§ **Exercise directions**
Your job is to copy the data that follows exactly, every line included.

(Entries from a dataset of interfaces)

-.-.-

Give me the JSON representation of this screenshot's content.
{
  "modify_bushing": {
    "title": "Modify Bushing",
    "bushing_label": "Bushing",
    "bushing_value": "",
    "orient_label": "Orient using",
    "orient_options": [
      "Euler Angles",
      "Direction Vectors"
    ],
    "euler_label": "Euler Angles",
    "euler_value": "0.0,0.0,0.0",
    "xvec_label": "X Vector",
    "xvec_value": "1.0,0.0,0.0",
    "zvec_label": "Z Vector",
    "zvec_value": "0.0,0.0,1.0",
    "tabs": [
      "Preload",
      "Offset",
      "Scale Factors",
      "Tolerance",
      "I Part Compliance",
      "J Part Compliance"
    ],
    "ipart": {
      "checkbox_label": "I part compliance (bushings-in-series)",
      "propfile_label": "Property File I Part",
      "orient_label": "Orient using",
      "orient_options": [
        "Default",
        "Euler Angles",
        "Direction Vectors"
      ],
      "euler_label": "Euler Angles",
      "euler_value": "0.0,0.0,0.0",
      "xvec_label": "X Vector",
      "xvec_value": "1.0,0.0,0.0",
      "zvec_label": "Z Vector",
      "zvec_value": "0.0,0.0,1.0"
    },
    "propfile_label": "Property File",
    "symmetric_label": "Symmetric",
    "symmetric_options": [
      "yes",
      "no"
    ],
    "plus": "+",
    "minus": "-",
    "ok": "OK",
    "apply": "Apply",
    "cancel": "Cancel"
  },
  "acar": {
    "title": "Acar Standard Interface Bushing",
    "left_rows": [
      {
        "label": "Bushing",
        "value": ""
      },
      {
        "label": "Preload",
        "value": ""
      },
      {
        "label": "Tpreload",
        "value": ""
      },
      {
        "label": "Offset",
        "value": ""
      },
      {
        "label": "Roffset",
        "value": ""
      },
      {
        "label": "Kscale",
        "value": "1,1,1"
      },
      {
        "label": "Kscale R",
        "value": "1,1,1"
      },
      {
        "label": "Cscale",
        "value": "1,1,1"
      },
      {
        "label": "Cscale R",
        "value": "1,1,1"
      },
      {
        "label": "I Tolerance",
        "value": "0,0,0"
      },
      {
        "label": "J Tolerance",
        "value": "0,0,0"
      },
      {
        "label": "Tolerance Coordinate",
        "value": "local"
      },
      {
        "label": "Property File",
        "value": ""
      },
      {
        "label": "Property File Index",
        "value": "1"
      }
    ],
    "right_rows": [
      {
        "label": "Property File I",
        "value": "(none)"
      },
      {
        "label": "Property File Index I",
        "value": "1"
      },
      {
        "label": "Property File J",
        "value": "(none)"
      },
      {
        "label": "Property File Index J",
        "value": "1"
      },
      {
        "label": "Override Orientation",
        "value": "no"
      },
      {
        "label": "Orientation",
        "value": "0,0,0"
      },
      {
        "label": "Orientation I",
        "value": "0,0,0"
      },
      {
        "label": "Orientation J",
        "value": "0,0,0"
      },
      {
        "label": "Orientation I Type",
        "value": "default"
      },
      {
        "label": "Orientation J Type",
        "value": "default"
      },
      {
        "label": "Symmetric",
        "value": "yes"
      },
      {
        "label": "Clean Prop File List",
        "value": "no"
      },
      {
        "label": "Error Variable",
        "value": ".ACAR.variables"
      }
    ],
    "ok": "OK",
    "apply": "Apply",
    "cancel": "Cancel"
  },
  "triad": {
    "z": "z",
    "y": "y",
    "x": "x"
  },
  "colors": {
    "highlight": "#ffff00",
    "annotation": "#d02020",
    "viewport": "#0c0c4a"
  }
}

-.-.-

§ **Solution for this task**
Give me the JSON representation of this screenshot's content.
{
  "modify_bushing": {
    "title": "Modify Bushing",
    "bushing_label": "Bushing",
    "bushing_value": "",
    "orient_label": "Orient using",
    "orient_options": [
      "Euler Angles",
      "Direction Vectors"
    ],
    "euler_label": "Euler Angles",
    "euler_value": "0.0,0.0,0.0",
    "xvec_label": "X Vector",
    "xvec_value": "1.0,0.0,0.0",
    "zvec_label": "Z Vector",
    "zvec_value": "0.0,0.0,1.0",
    "tabs": [
      "Preload",
      "Offset",
      "Scale Factors",
      "Tolerance",
      "I Part Compliance",
      "J Part Compliance"
    ],
    "ipart": {
      "checkbox_label": "I part compliance (bushings-in-series)",
      "propfile_label": "Property File I Part",
      "orient_label": "Orient using",
      "orient_options": [
        "Default",
        "Euler Angles",
        "Direction Vectors"
      ],
      "euler_label": "Euler Angles",
      "euler_value": "0.0,0.0,0.0",
      "xvec_label": "X Vector",
      "xvec_value": "1.0,0.0,0.0",
      "zvec_label": "Z Vector",
      "zvec_value": "0.0,0.0,1.0"
    },
    "propfile_label": "Property File",
    "symmetric_label": "Symmetric",
    "symmetric_options": [
      "yes",
      "no"
    ],
    "plus": "+",
    "minus": "-",
    "ok": "OK",
    "apply": "Apply",
    "cancel": "Cancel"
  },
  "acar": {
    "title": "Acar Standard Interface Bushing",
    "left_rows": [
      {
        "label": "Bushing",
        "value": ""
      },
      {
        "label": "Preload",
        "value": ""
      },
      {
        "label": "Tpreload",
        "value": ""
      },
      {
        "label": "Offset",
        "value": ""
      },
      {
        "label": "Roffset",
        "value": ""
      },
      {
        "label": "Kscale",
        "value": "1,1,1"
      },
      {
        "label": "Kscale R",
        "value": "1,1,1"
      },
      {
        "label": "Cscale",
        "value": "1,1,1"
      },
      {
        "label": "Cscale R",
        "value": "1,1,1"
      },
      {
        "label": "I Tolerance",
        "value": "0,0,0"
      },
      {
        "label": "J Tolerance",
        "value": "0,0,0"
      },
      {
        "label": "Tolerance Coordinate",
        "value": "local"
      },
      {
        "label": "Property File",
        "value": ""
      },
      {
        "label": "Property File Index",
        "value": "1"
      }
    ],
    "right_rows": [
      {
        "label": "Property File I",
        "value": "(none)"
      },
      {
        "label": "Property File Index I",
        "value": "1"
      },
      {
        "label": "Property File J",
        "value": "(none)"
      },
      {
        "label": "Property File Index J",
        "value": "1"
      },
      {
        "label": "Override Orientation",
        "value": "no"
      },
      {
        "label": "Orientation",
        "value": "0,0,0"
      },
      {
        "label": "Orientation I",
        "value": "0,0,0"
      },
      {
        "label": "Orientation J",
        "value": "0,0,0"
      },
      {
        "label": "Orientation I Type",
        "value": "default"
      },
      {
        "label": "Orientation J Type",
        "value": "default"
      },
      {
        "label": "Symmetric",
        "value": "yes"
      },
      {
        "label": "Clean Prop File List",
        "value": "no"
      },
      {
        "label": "Error Variable",
        "value": ".ACAR.variables"
      }
    ],
    "ok": "OK",
    "apply": "Apply",
    "cancel": "Cancel"
  },
  "triad": {
    "z": "z",
    "y": "y",
    "x": "x"
  },
  "colors": {
    "highlight": "#ffff00",
    "annotation": "#d02020",
    "viewport": "#0c0c4a"
  }
}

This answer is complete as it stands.